In React (or JavaScript) there is a variety of ways we can store and use information. Mainly in React we use const, which is shorthand for constant as covered in a previous article. A const looks a little like this:

const constant = //something;

Whilst a const is a value that should stay constant, we could also use a var. If you know anything about programming, you’ll likely understand that this means variable. It’s defined as such:

var variable = //something;

Although mind you, I have no idea what a variable has over a constant. Maybe that’s something I can research for another article. There are a couple other different values too, but it’s nothing to do with the prefix of the value. As an example, how would we store a set of data, like an array? Well you may think of something like arr array[] = //something;, but it’s actually a little different.

const array = [item1, item2, item3]

We define the array, and then add the items we want into it. We can also do this at a different point by defining it as an empty array, and adding the rest of the data later.

Wrapping up…?

Is there much more to talk about? This article seems rather short, but I am running low on time and things to mention. I’ve tried to cover any basics that I’ve had to deal with in this article, and anything I thought could and would be helpful to others.
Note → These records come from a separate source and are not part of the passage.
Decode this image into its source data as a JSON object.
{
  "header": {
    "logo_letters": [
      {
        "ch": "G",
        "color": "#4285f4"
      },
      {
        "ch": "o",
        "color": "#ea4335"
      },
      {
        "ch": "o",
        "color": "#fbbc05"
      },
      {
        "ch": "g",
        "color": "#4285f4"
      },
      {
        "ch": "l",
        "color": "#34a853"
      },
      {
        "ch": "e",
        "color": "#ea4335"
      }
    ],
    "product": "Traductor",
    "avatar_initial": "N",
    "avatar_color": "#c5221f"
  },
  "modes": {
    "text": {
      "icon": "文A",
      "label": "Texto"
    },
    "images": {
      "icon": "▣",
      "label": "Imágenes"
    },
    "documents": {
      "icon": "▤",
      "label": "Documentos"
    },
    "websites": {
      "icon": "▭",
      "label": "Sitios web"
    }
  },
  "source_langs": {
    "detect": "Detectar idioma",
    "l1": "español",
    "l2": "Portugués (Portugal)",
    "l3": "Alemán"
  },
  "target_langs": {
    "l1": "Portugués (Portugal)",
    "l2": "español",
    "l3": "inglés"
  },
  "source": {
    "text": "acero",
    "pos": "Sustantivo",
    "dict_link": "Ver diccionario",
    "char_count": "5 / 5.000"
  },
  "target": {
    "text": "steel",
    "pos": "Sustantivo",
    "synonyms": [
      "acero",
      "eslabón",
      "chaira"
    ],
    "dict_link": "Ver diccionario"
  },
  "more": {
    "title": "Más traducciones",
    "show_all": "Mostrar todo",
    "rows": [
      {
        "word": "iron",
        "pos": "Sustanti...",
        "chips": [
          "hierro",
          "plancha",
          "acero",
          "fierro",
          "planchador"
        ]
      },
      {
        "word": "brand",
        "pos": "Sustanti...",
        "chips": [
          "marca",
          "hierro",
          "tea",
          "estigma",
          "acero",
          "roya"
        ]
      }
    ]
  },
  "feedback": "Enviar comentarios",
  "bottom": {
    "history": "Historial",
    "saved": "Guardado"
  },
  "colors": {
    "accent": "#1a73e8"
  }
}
Of course though, the best advice for learning something like this is to start a couple projects and tackle the problems as they come! As well as going through the React docs to try and develop a deeper understanding of other concepts.

So what’s next in terms of this article series? No idea. But if I find something to talk about, I’ll definitely be sure to let you know via a new entry in the series!

Let me know what you thought of today’s post. Whether it was good or not, whether there is incorrect information or not, or other additions or clarifications - let me know!

Written by Anthony Ingall who makes stuff in Peterborough. You should follow him on Twitter or GitHub.